# [Work instruction]
Each line of the listing below that includes "dress" must be copied.

+---+

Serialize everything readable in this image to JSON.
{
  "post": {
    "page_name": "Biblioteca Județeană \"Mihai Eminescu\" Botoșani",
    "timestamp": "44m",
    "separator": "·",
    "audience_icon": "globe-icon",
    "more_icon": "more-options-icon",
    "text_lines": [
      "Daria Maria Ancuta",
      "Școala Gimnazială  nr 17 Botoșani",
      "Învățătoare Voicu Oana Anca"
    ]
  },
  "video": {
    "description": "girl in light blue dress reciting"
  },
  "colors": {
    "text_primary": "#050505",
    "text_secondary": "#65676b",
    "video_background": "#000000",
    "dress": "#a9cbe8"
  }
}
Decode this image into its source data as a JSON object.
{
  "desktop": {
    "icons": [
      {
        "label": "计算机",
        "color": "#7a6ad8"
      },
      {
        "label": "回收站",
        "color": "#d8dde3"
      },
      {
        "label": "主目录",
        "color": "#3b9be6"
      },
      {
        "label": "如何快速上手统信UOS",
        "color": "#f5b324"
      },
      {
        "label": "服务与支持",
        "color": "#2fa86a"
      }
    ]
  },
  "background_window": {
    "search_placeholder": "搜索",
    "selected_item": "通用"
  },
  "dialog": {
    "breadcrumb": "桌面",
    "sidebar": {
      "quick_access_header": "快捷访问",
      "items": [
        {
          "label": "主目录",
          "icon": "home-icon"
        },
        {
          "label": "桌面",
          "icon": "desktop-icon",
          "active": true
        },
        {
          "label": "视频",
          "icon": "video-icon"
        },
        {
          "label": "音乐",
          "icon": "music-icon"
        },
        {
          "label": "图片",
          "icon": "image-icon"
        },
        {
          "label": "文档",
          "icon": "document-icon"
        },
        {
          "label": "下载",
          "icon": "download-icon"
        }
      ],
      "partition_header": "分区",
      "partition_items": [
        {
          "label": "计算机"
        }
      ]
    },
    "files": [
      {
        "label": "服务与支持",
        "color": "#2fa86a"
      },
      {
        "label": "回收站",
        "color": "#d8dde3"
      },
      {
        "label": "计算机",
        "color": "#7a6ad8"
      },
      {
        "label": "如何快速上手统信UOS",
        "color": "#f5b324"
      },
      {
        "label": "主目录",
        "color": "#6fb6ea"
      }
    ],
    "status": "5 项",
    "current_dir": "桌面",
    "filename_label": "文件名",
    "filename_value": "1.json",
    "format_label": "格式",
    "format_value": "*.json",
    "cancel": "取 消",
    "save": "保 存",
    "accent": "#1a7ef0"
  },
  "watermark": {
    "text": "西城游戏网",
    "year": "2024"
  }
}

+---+

# [Response box]
    "description": "girl in light blue dress reciting"
    "dress": "#a9cbe8"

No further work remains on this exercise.